Data — massive amounts of it — are emerging more quickly than ever before thanks to always-on networks, sensors and the web, and companies are increasingly turning to new software and database tools to help make sense of it. But how do you know if your company is experiencing the influx of “big data?” According to the panelists at the GigaOM Network’s Structure conference on Wednesday, here are five signs:
- You Do Complex Calculations: Amr Awadallah, CTO and co-founder of Cloudera, says it’s not necessarily about the size of the data stream, but what you want to do with it. Cloudera, which has developed a business of commercializing the Hadoop open data base platform, has one customer with a tiny amount of data, but the need to do very complex calculations with it in a matter of seconds every night. In contrast eBay, one of Cloudera’s biggest customers, runs complex algorithms across a massive amount of data in order to try to find new ways to match products with people, rank search results and do fraud detection.
- You’re Drowning in Discs: Once data goes to tape it’s in a storage graveyard, and you’ll never see it again, says Awadallah. Making sense of the data in real time, using new tools, means that companies can make use of data that would normally move into storage before any use is drawn from it. “You know you have big data when you have to run out every week to buy discs,” says Awadallah.
- You Need New Tech to Stay Afloat: Damian Black CEO, SQLstream, says you know you have big data when you need new technology to just stay on top of it and survive. “When you’re unable to keep up with rapidly arriving data and need to do equations on the data in real time.”
- You Want Your Info Now: Barry Zane Founder and CTO, ParAccel, says when you need answers from your data in “seconds, minutes or hours,” and meeting that time commitment with traditional databases and approaches becomes a daunting task.

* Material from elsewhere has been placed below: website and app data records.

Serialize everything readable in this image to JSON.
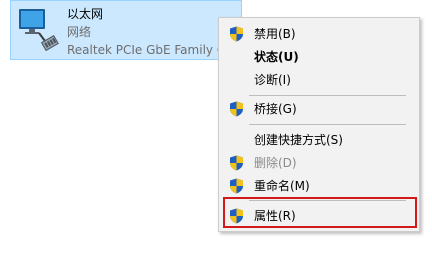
{
  "adapter": {
    "name": "以太网",
    "status": "网络",
    "device": "Realtek PCIe GbE Family C"
  },
  "menu": {
    "items": [
      {
        "label": "禁用(B)",
        "icon": "uac-shield-icon"
      },
      {
        "label": "状态(U)"
      },
      {
        "label": "诊断(I)"
      },
      {
        "label": "桥接(G)",
        "icon": "uac-shield-icon"
      },
      {
        "label": "创建快捷方式(S)"
      },
      {
        "label": "删除(D)",
        "icon": "uac-shield-icon"
      },
      {
        "label": "重命名(M)",
        "icon": "uac-shield-icon"
      },
      {
        "label": "属性(R)",
        "icon": "uac-shield-icon"
      }
    ]
  },
  "colors": {
    "selection_bg": "#cce8ff",
    "highlight_border": "#d21a1a",
    "menu_bg": "#f2f2f2"
  }
}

- You to Have to Deliver Answers: Will your company move in front of the competition if it can mine data in new ways to deliver answers for customers, asks Zane? That kind of flexibility can be invaluable and if the answer is “yes,” then you’ve got big data. For example, companies that fall into this category are financial and banking services, credit card companies, Internet search and advertising companies.